Research suggests that over 30% of mergers fail because of culture incompatibility, and a lack of consideration and attention being given to the merging or transformation of the cultures.
Mergers and acquisitions are more common than ever in today’s context of international business climate. If your organisation has never been through a process of integration or assimilation, it is probably just a matter of time.
Mergers are never straightforward affairs and in fact studies show that many mergers are doomed to fail. The failures result in poor shareholder results, layoffs and in some cases a complete dissolution of the merger.
Some of the contributing factors for this are; regulatory pressure, overestimating the worth of the acquired organisation and over investing. Or it is simply a poor mix of product, market or even resource synergy. And possibly the most common reason for integration failure, is the lack of understanding of the impact that the cultures within the merging organisations will have on the success or failure of the venture.
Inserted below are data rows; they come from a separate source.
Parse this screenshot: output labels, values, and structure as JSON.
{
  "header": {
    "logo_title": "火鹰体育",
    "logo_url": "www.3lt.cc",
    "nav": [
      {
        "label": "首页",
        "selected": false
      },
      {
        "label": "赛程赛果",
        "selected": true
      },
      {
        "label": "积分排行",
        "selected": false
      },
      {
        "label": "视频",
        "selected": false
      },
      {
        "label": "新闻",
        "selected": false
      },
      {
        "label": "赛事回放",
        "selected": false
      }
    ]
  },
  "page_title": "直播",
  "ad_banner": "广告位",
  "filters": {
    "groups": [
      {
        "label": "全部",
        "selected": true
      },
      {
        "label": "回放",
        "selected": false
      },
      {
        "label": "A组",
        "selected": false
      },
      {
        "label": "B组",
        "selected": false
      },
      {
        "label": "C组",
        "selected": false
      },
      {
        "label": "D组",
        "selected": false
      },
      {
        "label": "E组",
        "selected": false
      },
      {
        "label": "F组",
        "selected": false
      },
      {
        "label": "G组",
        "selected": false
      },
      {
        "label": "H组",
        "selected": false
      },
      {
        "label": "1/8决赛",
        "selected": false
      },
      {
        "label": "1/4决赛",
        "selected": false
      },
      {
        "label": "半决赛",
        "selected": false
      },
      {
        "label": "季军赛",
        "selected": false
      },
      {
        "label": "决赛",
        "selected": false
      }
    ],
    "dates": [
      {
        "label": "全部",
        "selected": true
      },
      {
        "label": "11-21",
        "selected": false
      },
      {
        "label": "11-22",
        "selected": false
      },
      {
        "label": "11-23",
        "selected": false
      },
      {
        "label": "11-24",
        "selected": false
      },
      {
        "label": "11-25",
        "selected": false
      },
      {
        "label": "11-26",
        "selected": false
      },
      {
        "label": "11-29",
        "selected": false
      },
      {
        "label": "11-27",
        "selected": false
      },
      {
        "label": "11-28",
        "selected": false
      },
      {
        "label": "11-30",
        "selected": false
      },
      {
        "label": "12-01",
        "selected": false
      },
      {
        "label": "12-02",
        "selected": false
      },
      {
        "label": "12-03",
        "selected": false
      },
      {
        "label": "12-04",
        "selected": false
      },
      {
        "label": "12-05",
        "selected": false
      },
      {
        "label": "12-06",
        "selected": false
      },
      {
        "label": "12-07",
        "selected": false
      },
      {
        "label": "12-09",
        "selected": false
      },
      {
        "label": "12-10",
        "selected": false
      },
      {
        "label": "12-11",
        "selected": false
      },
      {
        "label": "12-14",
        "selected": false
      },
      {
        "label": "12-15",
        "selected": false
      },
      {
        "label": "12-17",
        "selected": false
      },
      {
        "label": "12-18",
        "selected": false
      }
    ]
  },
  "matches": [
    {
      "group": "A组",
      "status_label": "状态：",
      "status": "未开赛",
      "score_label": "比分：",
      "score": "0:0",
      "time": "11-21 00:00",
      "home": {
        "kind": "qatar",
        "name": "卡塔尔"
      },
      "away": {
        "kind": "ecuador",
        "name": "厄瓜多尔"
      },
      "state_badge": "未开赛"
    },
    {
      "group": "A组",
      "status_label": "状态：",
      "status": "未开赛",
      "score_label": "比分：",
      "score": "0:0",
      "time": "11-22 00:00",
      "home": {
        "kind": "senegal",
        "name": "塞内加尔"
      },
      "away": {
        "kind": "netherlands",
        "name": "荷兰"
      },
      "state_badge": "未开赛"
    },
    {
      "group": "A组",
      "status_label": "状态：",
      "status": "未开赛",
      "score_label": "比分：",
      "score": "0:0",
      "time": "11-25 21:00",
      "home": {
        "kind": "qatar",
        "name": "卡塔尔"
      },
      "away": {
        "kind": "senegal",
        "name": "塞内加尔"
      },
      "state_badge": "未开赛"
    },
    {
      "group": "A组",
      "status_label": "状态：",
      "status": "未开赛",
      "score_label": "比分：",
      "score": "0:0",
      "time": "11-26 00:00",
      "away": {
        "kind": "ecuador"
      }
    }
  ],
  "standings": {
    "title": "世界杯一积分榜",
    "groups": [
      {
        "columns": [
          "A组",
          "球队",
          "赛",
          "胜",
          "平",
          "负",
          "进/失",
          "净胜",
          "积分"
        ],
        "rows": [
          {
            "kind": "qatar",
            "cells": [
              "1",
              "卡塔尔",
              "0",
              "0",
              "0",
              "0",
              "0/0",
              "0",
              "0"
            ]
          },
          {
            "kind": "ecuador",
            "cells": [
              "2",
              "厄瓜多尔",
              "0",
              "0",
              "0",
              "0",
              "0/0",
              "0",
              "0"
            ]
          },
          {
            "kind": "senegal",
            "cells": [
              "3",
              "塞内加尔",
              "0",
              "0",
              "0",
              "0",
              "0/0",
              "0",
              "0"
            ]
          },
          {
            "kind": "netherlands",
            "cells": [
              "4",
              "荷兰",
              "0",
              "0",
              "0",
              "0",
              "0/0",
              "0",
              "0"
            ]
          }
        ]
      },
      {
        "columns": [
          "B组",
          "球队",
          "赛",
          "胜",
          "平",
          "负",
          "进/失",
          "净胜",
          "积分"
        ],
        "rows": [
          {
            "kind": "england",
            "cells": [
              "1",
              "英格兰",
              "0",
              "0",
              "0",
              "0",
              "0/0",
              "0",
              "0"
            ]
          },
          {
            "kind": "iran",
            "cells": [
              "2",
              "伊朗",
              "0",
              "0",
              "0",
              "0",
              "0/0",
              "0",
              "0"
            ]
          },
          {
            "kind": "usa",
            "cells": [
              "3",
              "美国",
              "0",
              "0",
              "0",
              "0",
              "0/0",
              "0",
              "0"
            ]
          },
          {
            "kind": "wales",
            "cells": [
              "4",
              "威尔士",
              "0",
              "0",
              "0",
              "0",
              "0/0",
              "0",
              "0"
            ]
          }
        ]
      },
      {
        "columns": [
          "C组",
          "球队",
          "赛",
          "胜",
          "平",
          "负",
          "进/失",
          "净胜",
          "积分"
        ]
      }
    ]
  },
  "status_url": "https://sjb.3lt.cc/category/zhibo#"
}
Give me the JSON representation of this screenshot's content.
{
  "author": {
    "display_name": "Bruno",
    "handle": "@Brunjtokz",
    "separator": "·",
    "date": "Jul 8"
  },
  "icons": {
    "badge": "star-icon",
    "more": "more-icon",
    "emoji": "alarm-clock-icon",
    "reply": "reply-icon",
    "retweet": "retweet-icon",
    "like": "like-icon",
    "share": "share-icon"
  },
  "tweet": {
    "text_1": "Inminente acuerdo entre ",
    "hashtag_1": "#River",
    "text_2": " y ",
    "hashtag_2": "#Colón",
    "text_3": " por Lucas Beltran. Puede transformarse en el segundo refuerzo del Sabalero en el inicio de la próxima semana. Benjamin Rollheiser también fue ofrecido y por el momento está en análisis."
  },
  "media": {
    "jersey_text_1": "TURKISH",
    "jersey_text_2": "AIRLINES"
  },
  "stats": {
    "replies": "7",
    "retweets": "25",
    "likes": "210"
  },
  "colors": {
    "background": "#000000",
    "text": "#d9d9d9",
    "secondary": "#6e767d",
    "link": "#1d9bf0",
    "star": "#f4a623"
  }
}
Recently Nokia acquired Alcatel Lucent and is currently investing time, money and attention in understanding and identifying how best to assimilate their cultures. Both organisations are determined that the acquisition does not become one of the 30% failure statistics and I am delighted to be currently working in Paris with theses two groups supporting their transition thinking and plan.
It seems obvious that considering cultural fit and synergies is a sensible thing to do during a merger or acquisition, but in fact it is not common practice or considered with enough depth. Fortunately Nokia and Alcatel Lucent have recognised the benefits of understanding and working with their combining cultures to create the best outcome for their business future.
Cultural Observation For Consideration
If your organisation is going through any form of transformation, from merger acquisition, restructuring, modernisation, or brand re-positioning, make sure you factor in assimilating the various organisational cultures involved as part of your ‘change’ process and the accompanying mind set shifts.